focus on molecular plant-microbe interactions and plant responses in response to
soundwave.
Soo-In Sohn received her B.S. and M.S. degreesin Biology at the Catholic Univer-
sity of Korea, in 1993 and 1995, respectively. In 2000 she received Ph.D. of thesis of
studying embryo stage-specific gene expression in Pimpinellabrachycarpa at Kang-
won National University. In 2000,she participated in the Department of Pharmacy
as a postdoctoral research fellow at same University. As an invited researcher, she
also joined the Department of Biotechnology of Tokyo University of Agriculture
and Technology in 2000. In 2001, she joined the Labaratory for Proteome Analy-
sis System at Pohang University as a post-doctoral fellow. From 2002 to 2005, she
joined the department of Crop Environment and Biotechnology Division in National
Institute of Crop Science as a post-doctoral fellow. From2006 to present, she partic-
ipate in the subject of Environmental Risk Assessment of GM(genetically-modified)
crops as a researcher in the Biosafety Division in National Academy of Agricultural
Science.
Hee-Youn Chi received B.S., M.S., and Ph.D. degrees focused on applied Bioscience
from the Agricultural at Konkuk University, Seoul, Korea, in 1997, 2000, and 2005,
respectively. From2005 to 2008, she undertook postdoctoral research at the Rural
Development Administration in South Korea. She worked as Senior Researcher at
R&D Center of Smateome company in Korea, was involved in project for developing
diverse near-infrared(NIR) spectroscopic systems andRamanspectroscopy for non-
destructive analysis from 2009 to 2012. Now, she is an part-time lecture of the
Department of Applied Bioscience at Konkuk University, and the Department of
Plant Life & Environment Science at Hankyong National University. Currently her
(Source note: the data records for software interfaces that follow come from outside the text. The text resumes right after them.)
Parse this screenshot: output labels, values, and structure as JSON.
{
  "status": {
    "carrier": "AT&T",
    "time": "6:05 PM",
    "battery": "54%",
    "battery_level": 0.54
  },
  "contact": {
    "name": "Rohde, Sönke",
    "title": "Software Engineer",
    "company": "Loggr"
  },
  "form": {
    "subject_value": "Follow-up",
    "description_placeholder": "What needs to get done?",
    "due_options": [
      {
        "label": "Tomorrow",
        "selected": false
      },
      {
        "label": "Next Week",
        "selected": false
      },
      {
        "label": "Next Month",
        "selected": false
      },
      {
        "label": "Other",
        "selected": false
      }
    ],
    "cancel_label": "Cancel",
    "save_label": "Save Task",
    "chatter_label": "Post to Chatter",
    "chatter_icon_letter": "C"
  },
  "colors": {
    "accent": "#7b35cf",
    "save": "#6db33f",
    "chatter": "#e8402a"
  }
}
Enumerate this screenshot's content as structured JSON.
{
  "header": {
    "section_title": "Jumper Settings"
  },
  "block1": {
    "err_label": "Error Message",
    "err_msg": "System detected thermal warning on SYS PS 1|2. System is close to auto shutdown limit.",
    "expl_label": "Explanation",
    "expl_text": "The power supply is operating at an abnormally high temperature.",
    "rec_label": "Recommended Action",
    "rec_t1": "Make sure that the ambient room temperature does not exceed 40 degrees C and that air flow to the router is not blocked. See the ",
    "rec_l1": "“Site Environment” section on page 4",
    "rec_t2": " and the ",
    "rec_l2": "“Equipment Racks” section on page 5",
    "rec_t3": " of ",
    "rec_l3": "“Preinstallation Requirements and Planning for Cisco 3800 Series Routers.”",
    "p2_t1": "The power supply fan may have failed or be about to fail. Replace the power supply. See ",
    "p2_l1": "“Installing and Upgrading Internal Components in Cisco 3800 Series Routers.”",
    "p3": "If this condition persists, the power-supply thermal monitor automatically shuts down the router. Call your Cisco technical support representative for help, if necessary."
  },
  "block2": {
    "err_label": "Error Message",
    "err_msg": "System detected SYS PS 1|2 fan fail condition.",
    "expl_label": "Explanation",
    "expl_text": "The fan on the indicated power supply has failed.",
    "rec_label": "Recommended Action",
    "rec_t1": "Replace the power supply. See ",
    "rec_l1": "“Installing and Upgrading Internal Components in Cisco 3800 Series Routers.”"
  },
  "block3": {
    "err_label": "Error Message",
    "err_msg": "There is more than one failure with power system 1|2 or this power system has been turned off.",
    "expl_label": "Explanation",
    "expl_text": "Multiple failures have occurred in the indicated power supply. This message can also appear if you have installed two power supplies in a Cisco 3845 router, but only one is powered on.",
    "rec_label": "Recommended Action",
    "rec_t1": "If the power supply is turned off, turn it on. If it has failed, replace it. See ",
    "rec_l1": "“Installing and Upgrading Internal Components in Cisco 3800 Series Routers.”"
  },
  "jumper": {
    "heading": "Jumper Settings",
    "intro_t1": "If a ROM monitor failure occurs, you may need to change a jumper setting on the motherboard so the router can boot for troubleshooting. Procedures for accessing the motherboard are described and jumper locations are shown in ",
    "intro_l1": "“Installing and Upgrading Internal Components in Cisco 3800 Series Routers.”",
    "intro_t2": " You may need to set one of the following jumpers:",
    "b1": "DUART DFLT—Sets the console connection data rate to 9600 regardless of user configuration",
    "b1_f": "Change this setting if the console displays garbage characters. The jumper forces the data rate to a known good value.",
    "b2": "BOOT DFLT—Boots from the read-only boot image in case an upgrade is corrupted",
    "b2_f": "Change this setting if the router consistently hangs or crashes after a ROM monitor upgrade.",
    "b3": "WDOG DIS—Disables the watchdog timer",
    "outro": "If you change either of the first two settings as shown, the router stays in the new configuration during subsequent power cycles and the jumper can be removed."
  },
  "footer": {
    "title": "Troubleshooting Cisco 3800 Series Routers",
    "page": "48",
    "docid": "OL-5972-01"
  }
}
research interest is about the analysis of natural products using HPLC, GC, and MS
and also evaluation of their biological functions on the in vitro, in situ, or in vivo
level.